A halving of its annual US$3 million regulatory fee, cancellation of this year’s US$20 million community fund contribution and the ability to sue patrons over bad debt are among the measures included in the latest amendments to its Casino License Agreement proposed by Imperial Pacific International (CNMI) LLC.
In a letter titled “Points for the 9th amendment of the CLA” sent to the CNMI Lottery Commission this week, IPI’s CEO Donald Browne listed eight requests including cutting the annual regulatory fee paid to the Commonwealth Casino Commission (CCC) to US$1.5 million and retention of the company’s exclusive license to operate gaming on the island of Saipan.
IPI also wants the ability to sue patrons who fail to repay their gaming debts, backdated to 2015, with the promise that “15% of bad debt recovered through this action will be paid to the CNMI as a tax contribution.”
The company recently reported a loss of HK$797.9 million (US$103.2 million) for the six months to 30 June 2020, but also revealed that its gross trade receivables from VIP play now sits at a massive HK$9.05 billion (US$1.17 billion). Of that amount, HK$1.08 billion (US$139.4 million) is owing from the group’s single largest customer and HK$3.06 billion (US$394.8 million) from the 10 largest combined.
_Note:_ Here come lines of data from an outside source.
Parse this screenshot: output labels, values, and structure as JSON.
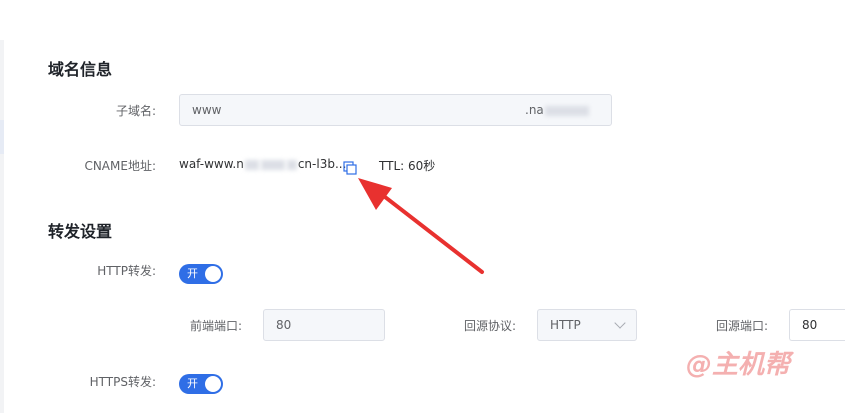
{
  "domain_info": {
    "title": "域名信息",
    "subdomain_label": "子域名:",
    "subdomain_value": "www",
    "subdomain_suffix": ".na",
    "cname_label": "CNAME地址:",
    "cname_prefix": "waf-www.n",
    "cname_suffix": "cn-l3b...",
    "ttl": "TTL:  60秒"
  },
  "forwarding": {
    "title": "转发设置",
    "http_label": "HTTP转发:",
    "http_switch_text": "开",
    "frontend_port_label": "前端端口:",
    "frontend_port_value": "80",
    "origin_protocol_label": "回源协议:",
    "origin_protocol_value": "HTTP",
    "origin_port_label": "回源端口:",
    "origin_port_value": "80",
    "https_label": "HTTPS转发:",
    "https_switch_text": "开"
  },
  "watermark": "@主机帮",
  "colors": {
    "accent": "#2f6ee6",
    "arrow": "#e8312f"
  },
  "icons": {
    "copy": "copy-icon"
  }
}
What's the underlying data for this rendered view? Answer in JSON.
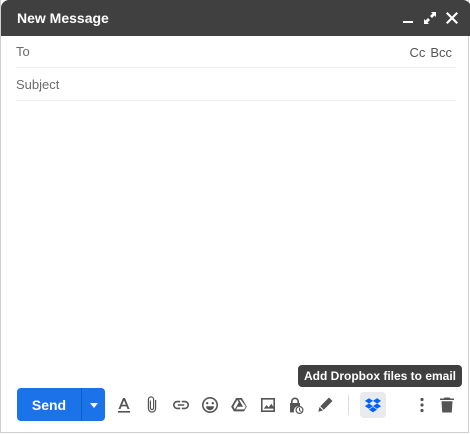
{
  "window": {
    "title": "New Message"
  },
  "fields": {
    "to_label": "To",
    "cc_label": "Cc",
    "bcc_label": "Bcc",
    "subject_label": "Subject"
  },
  "toolbar": {
    "send_label": "Send",
    "tooltip": "Add Dropbox files to email",
    "icons": [
      "formatting-icon",
      "attach-icon",
      "link-icon",
      "emoji-icon",
      "drive-icon",
      "photo-icon",
      "confidential-icon",
      "signature-icon",
      "dropbox-icon",
      "more-options-icon",
      "discard-icon"
    ]
  },
  "colors": {
    "titlebar": "#404040",
    "send": "#1a73e8",
    "dropbox": "#0061fe"
  }
}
Notably, having recently written to the CCC requesting abatement of its annual US$15.5 million license fee, IPI said it would commit to paying the full amount each year and US$7.75 million for 2020 within 10 days should all points in its proposal be adopted by the Lottery Commission.
Under the plan, IPI would pay its 2021 fee in two annual instalments before resuming a single US$15.5 million payment from 2022.
Other proposed amendments include the legalization of online gaming and a future reduction of its annual license fee in instances where a “Force Majeure” forces closure of the casino for 30 days or more.